▶ [ABOUT THIS EXERCISE] Find every line below where the word "hair" occurs. Then say how many there are, giving only the number.

▶ [PROVIDED INFORMATION]
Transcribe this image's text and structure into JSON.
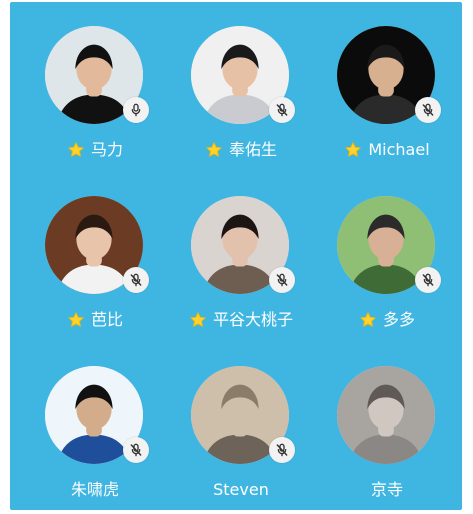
{
  "participants": [
    {
      "name": "马力",
      "host_star": true,
      "mic": "on",
      "avatar": {
        "bg": "#dfe6e9",
        "skin": "#e2b99a",
        "hair": "#111111",
        "shirt": "#111111"
      }
    },
    {
      "name": "奉佑生",
      "host_star": true,
      "mic": "muted",
      "avatar": {
        "bg": "#f0f0f0",
        "skin": "#e6c1a6",
        "hair": "#1a1a1a",
        "shirt": "#c9cbd0"
      }
    },
    {
      "name": "Michael",
      "host_star": true,
      "mic": "muted",
      "avatar": {
        "bg": "#0b0b0b",
        "skin": "#d7b08f",
        "hair": "#1a1a1a",
        "shirt": "#2a2a2a"
      }
    },
    {
      "name": "芭比",
      "host_star": true,
      "mic": "muted",
      "avatar": {
        "bg": "#6b3b23",
        "skin": "#e8c4ab",
        "hair": "#2a1a12",
        "shirt": "#f2f2f2"
      }
    },
    {
      "name": "平谷大桃子",
      "host_star": true,
      "mic": "muted",
      "avatar": {
        "bg": "#d9d4cf",
        "skin": "#e3c2ad",
        "hair": "#1d1514",
        "shirt": "#6e5e52"
      }
    },
    {
      "name": "多多",
      "host_star": true,
      "mic": "muted",
      "avatar": {
        "bg": "#8fbf74",
        "skin": "#d8b096",
        "hair": "#2b2b2b",
        "shirt": "#3f6b36"
      }
    },
    {
      "name": "朱啸虎",
      "host_star": false,
      "mic": "muted",
      "avatar": {
        "bg": "#eef6fb",
        "skin": "#d3ad8b",
        "hair": "#111111",
        "shirt": "#1f4f9b"
      }
    },
    {
      "name": "Steven",
      "host_star": false,
      "mic": "muted",
      "avatar": {
        "bg": "#cdbfaa",
        "skin": "#cdbfaa",
        "hair": "#8a7b6a",
        "shirt": "#6d6358"
      }
    },
    {
      "name": "京寺",
      "host_star": false,
      "mic": "none",
      "avatar": {
        "bg": "#a8a5a1",
        "skin": "#d0c7c1",
        "hair": "#5f5a56",
        "shirt": "#8b8784"
      }
    }
  ],
  "colors": {
    "panel_bg": "#3fb6e2",
    "name_text": "#ffffff",
    "star": "#ffd22e",
    "star_stroke": "#f2b700",
    "mic_bg": "#f2f2f2",
    "mic_icon": "#333333"
  }
}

▶ [REPLY TO THE EXERCISE] 9